PROBLEM STATEMENT: I'd like the data below restated word for word, with the pictures left out.
─── EXCERPTED DATA
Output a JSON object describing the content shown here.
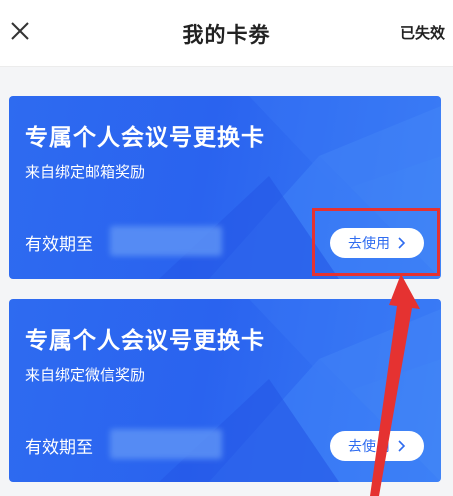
{
  "header": {
    "title": "我的卡劵",
    "expired_label": "已失效"
  },
  "cards": [
    {
      "title": "专属个人会议号更换卡",
      "source": "来自绑定邮箱奖励",
      "validity_label": "有效期至",
      "use_label": "去使用"
    },
    {
      "title": "专属个人会议号更换卡",
      "source": "来自绑定微信奖励",
      "validity_label": "有效期至",
      "use_label": "去使用"
    }
  ],
  "colors": {
    "card_blue": "#2e6bf0",
    "annotation_red": "#e53231"
  },
  "icons": {
    "close": "close-icon",
    "chevron": "chevron-right-icon"
  }
}
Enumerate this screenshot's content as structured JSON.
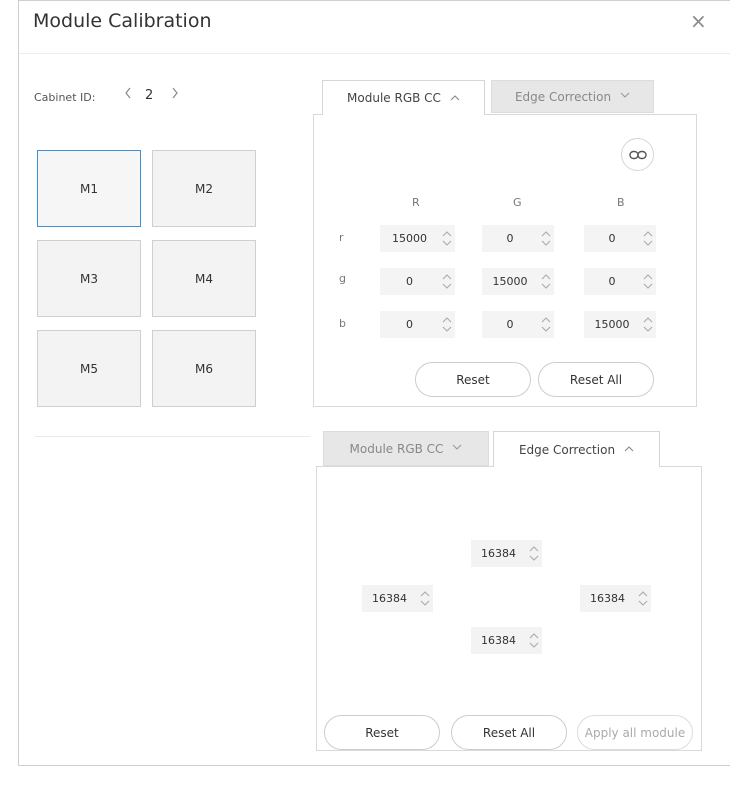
{
  "window": {
    "title": "Module Calibration",
    "close_glyph": "×"
  },
  "cabinet": {
    "label": "Cabinet ID:",
    "value": "2",
    "prev": "<",
    "next": ">"
  },
  "modules": [
    "M1",
    "M2",
    "M3",
    "M4",
    "M5",
    "M6"
  ],
  "selected_module": "M1",
  "rgb_panel": {
    "tabs": [
      {
        "label": "Module RGB CC",
        "caret": "^",
        "state": "active"
      },
      {
        "label": "Edge Correction",
        "caret": "v",
        "state": "inactive"
      }
    ],
    "columns": [
      "R",
      "G",
      "B"
    ],
    "rows": [
      {
        "label": "r",
        "values": [
          "15000",
          "0",
          "0"
        ]
      },
      {
        "label": "g",
        "values": [
          "0",
          "15000",
          "0"
        ]
      },
      {
        "label": "b",
        "values": [
          "0",
          "0",
          "15000"
        ]
      }
    ],
    "reset_label": "Reset",
    "reset_all_label": "Reset All",
    "link_icon": "link-icon"
  },
  "edge_panel": {
    "tabs": [
      {
        "label": "Module RGB CC",
        "caret": "v",
        "state": "inactive"
      },
      {
        "label": "Edge Correction",
        "caret": "^",
        "state": "active"
      }
    ],
    "top": "16384",
    "left": "16384",
    "right": "16384",
    "bottom": "16384",
    "reset_label": "Reset",
    "reset_all_label": "Reset All",
    "apply_label": "Apply all module"
  },
  "colors": {
    "selected_border": "#3d8fd6",
    "tab_inactive_bg": "#e7e7e7",
    "spin_bg": "#f4f4f4"
  }
}
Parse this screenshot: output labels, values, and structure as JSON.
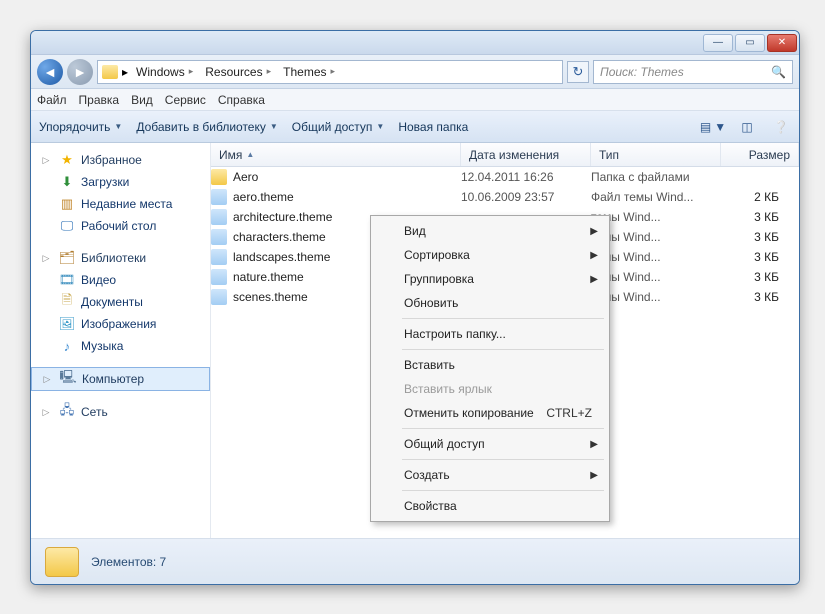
{
  "search": {
    "placeholder": "Поиск: Themes"
  },
  "breadcrumb": [
    "Windows",
    "Resources",
    "Themes"
  ],
  "menubar": [
    "Файл",
    "Правка",
    "Вид",
    "Сервис",
    "Справка"
  ],
  "toolbar": {
    "organize": "Упорядочить",
    "addlib": "Добавить в библиотеку",
    "share": "Общий доступ",
    "newfolder": "Новая папка"
  },
  "sidebar": {
    "favorites": "Избранное",
    "downloads": "Загрузки",
    "recent": "Недавние места",
    "desktop": "Рабочий стол",
    "libraries": "Библиотеки",
    "videos": "Видео",
    "documents": "Документы",
    "pictures": "Изображения",
    "music": "Музыка",
    "computer": "Компьютер",
    "network": "Сеть"
  },
  "columns": {
    "name": "Имя",
    "date": "Дата изменения",
    "type": "Тип",
    "size": "Размер"
  },
  "files": [
    {
      "icon": "folder",
      "name": "Aero",
      "date": "12.04.2011 16:26",
      "type": "Папка с файлами",
      "size": ""
    },
    {
      "icon": "theme",
      "name": "aero.theme",
      "date": "10.06.2009 23:57",
      "type": "Файл темы Wind...",
      "size": "2 КБ"
    },
    {
      "icon": "theme",
      "name": "architecture.theme",
      "date": "",
      "type": "темы Wind...",
      "size": "3 КБ"
    },
    {
      "icon": "theme",
      "name": "characters.theme",
      "date": "",
      "type": "темы Wind...",
      "size": "3 КБ"
    },
    {
      "icon": "theme",
      "name": "landscapes.theme",
      "date": "",
      "type": "темы Wind...",
      "size": "3 КБ"
    },
    {
      "icon": "theme",
      "name": "nature.theme",
      "date": "",
      "type": "темы Wind...",
      "size": "3 КБ"
    },
    {
      "icon": "theme",
      "name": "scenes.theme",
      "date": "",
      "type": "темы Wind...",
      "size": "3 КБ"
    }
  ],
  "ctx": {
    "view": "Вид",
    "sort": "Сортировка",
    "group": "Группировка",
    "refresh": "Обновить",
    "customize": "Настроить папку...",
    "paste": "Вставить",
    "pasteshortcut": "Вставить ярлык",
    "undo": "Отменить копирование",
    "undo_sc": "CTRL+Z",
    "share": "Общий доступ",
    "new": "Создать",
    "props": "Свойства"
  },
  "status": {
    "label": "Элементов: 7"
  }
}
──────
COMPLETED EXERCISE:
Output a JSON object describing the content shown here.
{
  "header": {
    "title": "我的卡劵",
    "expired_label": "已失效"
  },
  "cards": [
    {
      "title": "专属个人会议号更换卡",
      "source": "来自绑定邮箱奖励",
      "validity_label": "有效期至",
      "use_label": "去使用"
    },
    {
      "title": "专属个人会议号更换卡",
      "source": "来自绑定微信奖励",
      "validity_label": "有效期至",
      "use_label": "去使用"
    }
  ],
  "colors": {
    "card_blue": "#2e6bf0",
    "annotation_red": "#e53231"
  },
  "icons": {
    "close": "close-icon",
    "chevron": "chevron-right-icon"
  }
}
Enumerate this screenshot's content as structured JSON.
{
  "window": {
    "title": "Module Calibration",
    "close_glyph": "×"
  },
  "cabinet": {
    "label": "Cabinet ID:",
    "value": "2",
    "prev": "<",
    "next": ">"
  },
  "modules": [
    "M1",
    "M2",
    "M3",
    "M4",
    "M5",
    "M6"
  ],
  "selected_module": "M1",
  "rgb_panel": {
    "tabs": [
      {
        "label": "Module RGB CC",
        "caret": "^",
        "state": "active"
      },
      {
        "label": "Edge Correction",
        "caret": "v",
        "state": "inactive"
      }
    ],
    "columns": [
      "R",
      "G",
      "B"
    ],
    "rows": [
      {
        "label": "r",
        "values": [
          "15000",
          "0",
          "0"
        ]
      },
      {
        "label": "g",
        "values": [
          "0",
          "15000",
          "0"
        ]
      },
      {
        "label": "b",
        "values": [
          "0",
          "0",
          "15000"
        ]
      }
    ],
    "reset_label": "Reset",
    "reset_all_label": "Reset All",
    "link_icon": "link-icon"
  },
  "edge_panel": {
    "tabs": [
      {
        "label": "Module RGB CC",
        "caret": "v",
        "state": "inactive"
      },
      {
        "label": "Edge Correction",
        "caret": "^",
        "state": "active"
      }
    ],
    "top": "16384",
    "left": "16384",
    "right": "16384",
    "bottom": "16384",
    "reset_label": "Reset",
    "reset_all_label": "Reset All",
    "apply_label": "Apply all module"
  },
  "colors": {
    "selected_border": "#3d8fd6",
    "tab_inactive_bg": "#e7e7e7",
    "spin_bg": "#f4f4f4"
  }
}
Parse this screenshot: output labels, values, and structure as JSON.
{
  "search": {
    "placeholder": "Поиск: Themes"
  },
  "breadcrumb": [
    "Windows",
    "Resources",
    "Themes"
  ],
  "menubar": [
    "Файл",
    "Правка",
    "Вид",
    "Сервис",
    "Справка"
  ],
  "toolbar": {
    "organize": "Упорядочить",
    "addlib": "Добавить в библиотеку",
    "share": "Общий доступ",
    "newfolder": "Новая папка"
  },
  "sidebar": {
    "favorites": "Избранное",
    "downloads": "Загрузки",
    "recent": "Недавние места",
    "desktop": "Рабочий стол",
    "libraries": "Библиотеки",
    "videos": "Видео",
    "documents": "Документы",
    "pictures": "Изображения",
    "music": "Музыка",
    "computer": "Компьютер",
    "network": "Сеть"
  },
  "columns": {
    "name": "Имя",
    "date": "Дата изменения",
    "type": "Тип",
    "size": "Размер"
  },
  "files": [
    {
      "icon": "folder",
      "name": "Aero",
      "date": "12.04.2011 16:26",
      "type": "Папка с файлами",
      "size": ""
    },
    {
      "icon": "theme",
      "name": "aero.theme",
      "date": "10.06.2009 23:57",
      "type": "Файл темы Wind...",
      "size": "2 КБ"
    },
    {
      "icon": "theme",
      "name": "architecture.theme",
      "date": "",
      "type": "темы Wind...",
      "size": "3 КБ"
    },
    {
      "icon": "theme",
      "name": "characters.theme",
      "date": "",
      "type": "темы Wind...",
      "size": "3 КБ"
    },
    {
      "icon": "theme",
      "name": "landscapes.theme",
      "date": "",
      "type": "темы Wind...",
      "size": "3 КБ"
    },
    {
      "icon": "theme",
      "name": "nature.theme",
      "date": "",
      "type": "темы Wind...",
      "size": "3 КБ"
    },
    {
      "icon": "theme",
      "name": "scenes.theme",
      "date": "",
      "type": "темы Wind...",
      "size": "3 КБ"
    }
  ],
  "ctx": {
    "view": "Вид",
    "sort": "Сортировка",
    "group": "Группировка",
    "refresh": "Обновить",
    "customize": "Настроить папку...",
    "paste": "Вставить",
    "pasteshortcut": "Вставить ярлык",
    "undo": "Отменить копирование",
    "undo_sc": "CTRL+Z",
    "share": "Общий доступ",
    "new": "Создать",
    "props": "Свойства"
  },
  "status": {
    "label": "Элементов: 7"
  }
}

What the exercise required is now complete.